For Bud Selig, there is a light at the end of the tunnel

25 Years In Exile: TJ Quinn On Pete Rose
25 Years In Exile: TJ Quinn On Pete Rose

College Contributor Network

Sunday will hold a polarizing place in Major League Baseball history. For those of the modern era, they will remember it as the day the New York Yankees sent the captain, "Mr. November," No. 2, into the realm of immortality. The day the man who represented the game right for nearly 20 years absorbed the culmination of adoration and admiration from all throughout baseball, certifying his status as "the face" of the sport.

But he does not stand alone in holding this day significant to his career. Because another man on his way out of baseball saw his tenure as figurehead start this very day 22 years ago.

MLB Commissioner Fay Vincent faced heavy criticism from the league's owners in 1992 for the growing salaries of ballplayers and failed promises of profits for their individual entities. With that, an 18-9 vote of no confidence forced him to resign, leading one Allan Huber "Bud" Selig to take command as acting commissioner.

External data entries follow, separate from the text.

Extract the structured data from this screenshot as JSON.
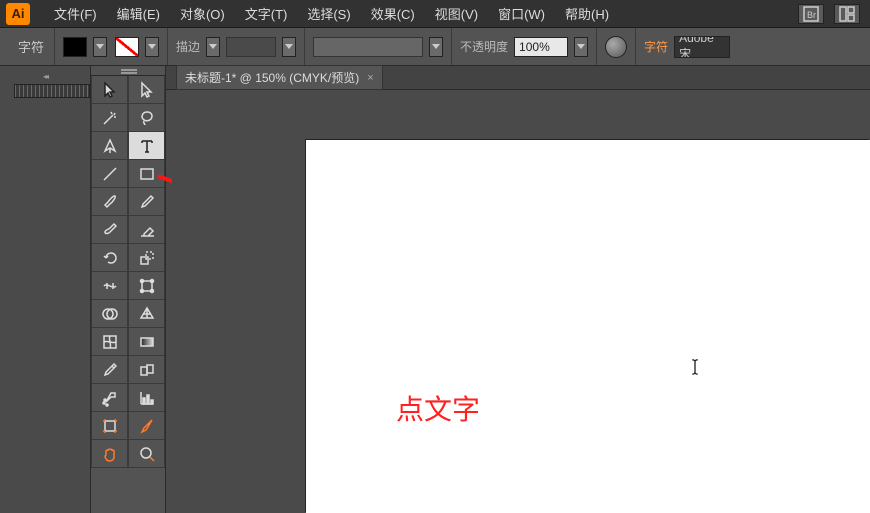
{
  "app": {
    "logo": "Ai"
  },
  "menu": {
    "file": "文件(F)",
    "edit": "编辑(E)",
    "object": "对象(O)",
    "type": "文字(T)",
    "select": "选择(S)",
    "effect": "效果(C)",
    "view": "视图(V)",
    "window": "窗口(W)",
    "help": "帮助(H)"
  },
  "controlbar": {
    "panel_label": "字符",
    "stroke_label": "描边",
    "opacity_label": "不透明度",
    "opacity_value": "100%",
    "char_panel": "字符",
    "font_name": "Adobe 宋"
  },
  "tab": {
    "title": "未标题-1* @ 150% (CMYK/预览)"
  },
  "tools": {
    "selection": "selection-tool",
    "direct_selection": "direct-selection-tool",
    "magic_wand": "magic-wand-tool",
    "lasso": "lasso-tool",
    "pen": "pen-tool",
    "type": "type-tool",
    "line": "line-segment-tool",
    "rectangle": "rectangle-tool",
    "paintbrush": "paintbrush-tool",
    "pencil": "pencil-tool",
    "blob_brush": "blob-brush-tool",
    "eraser": "eraser-tool",
    "rotate": "rotate-tool",
    "scale": "scale-tool",
    "width": "width-tool",
    "free_transform": "free-transform-tool",
    "shape_builder": "shape-builder-tool",
    "perspective": "perspective-grid-tool",
    "mesh": "mesh-tool",
    "gradient": "gradient-tool",
    "eyedropper": "eyedropper-tool",
    "blend": "blend-tool",
    "symbol_sprayer": "symbol-sprayer-tool",
    "column_graph": "column-graph-tool",
    "artboard": "artboard-tool",
    "slice": "slice-tool",
    "hand": "hand-tool",
    "zoom": "zoom-tool"
  },
  "annotation": {
    "text": "点文字",
    "cursor_glyph": "I"
  }
}
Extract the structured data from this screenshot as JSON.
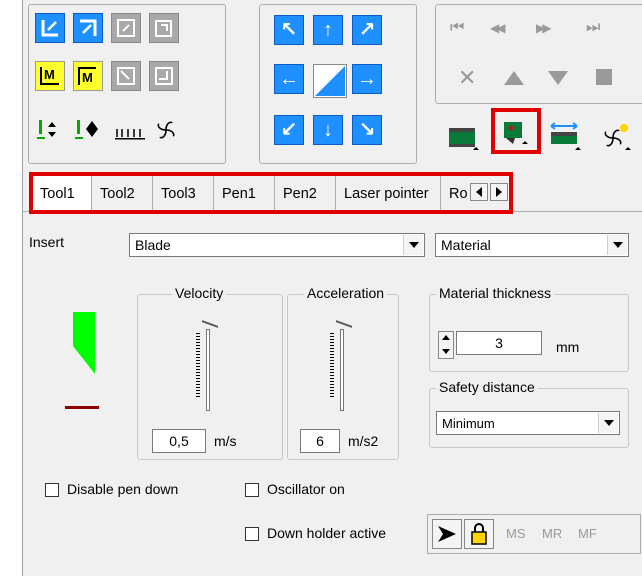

Selig served in this role until his actual tenure as the ninth Commissioner of Major League Baseball began on July 9, 1998, but his legacy, for better or for worse, began long before that. Many will note the introduction of revenue sharing and the World Baseball Classic as innovations of the departing commissioner. But before Robert Manfred takes over as the new man in charge, it is imperative to look at what Selig can do before he says farewell.

Own up to the Steroid Era

"I don't want to hear the commissioner turned a blind eye to this or he didn't care about it," Selig said to Newsday in 2009.

"That annoys the you-know-what out of me. You bet I'm sensitive to the criticism."

Perhaps the greatest taint of all for Selig is the Steroid Era, a period of time which portrays the most obvious case of irony perhaps ever seen in sports. As the players used performance-enhancers to improve their offensive output, Selig's sport was the beneficiary of the drugs as displayed by revenue growths of nearly 300 percent.

Whether one believes Selig turned a blind eye to the drugs or was merely unaware, it is hard to argue against the fact his game thrived when the illegal substances fueled it.

Before his tenure is over, an admission of fault, whether conscious of it or not, would be honorable on his behalf. While it would never make up for what happened to the game's legacy, acceptance of a certain degree of responsibility would certain help his own.

Pardon Pete Rose

The fans are ready. The Hall of Fame is ready. Pete Rose is ready. The only one who appears not to be is Mr. Selig himself.

Reality speaks a hard truth sometimes, and in this case, it may be one for the commissioner. Is Pete Rose guilty of gambling on baseball and lying about it for nearly two decades? Certainly. But a large degree of forgiveness has been given by the people, and in the grand scheme of other events in Selig's tenure (see the aforementioned Steroid Era), reconciliation with Rose would dwarf in comparison.

The first step was taken just more than a year into his commissionership when he allowed Rose to be a part of the All-Century Team at the 1999 MLB All-Star Game and appear before the fans. Now, their arms are wide open for a return to where he belongs: Baseball immortality.

"I'm going to do what I think is right. I have five months to think about it. So it is under advisement," Selig recently said regarding the manner.

Now it is just a matter of what exactly is right.

Help Manfred build a new generation

Selig and company took a major stride in appealing to a new generation, one that demands efficiency through technology, with the acceptance of full-scale instant replay for the 2014 season. While the system has certainly not been without controversy, it's at least a first step in the right direction towards modernizing the game.

The average age of a Major League Baseball fan is just below 55, a significant blow to a sport that claims to have its roots in American history. Manfred has his work cut out for him, but the 80-year-old Selig must use his final months to create a new infrastructure for the sport that will allow for more universal appeal.

And this is, perhaps, where Jeter and Selig tie together. Both men will leave, but will a new generation join the Major League bandwagon?

Commissioner Manfred, the stitched-ball is in your glove.

Jon Alba is a senior at Quinnipiac University. There he serves as general manager of the school's television station, Q30 Television. Follow him on Twitter: @JonAlbaSFC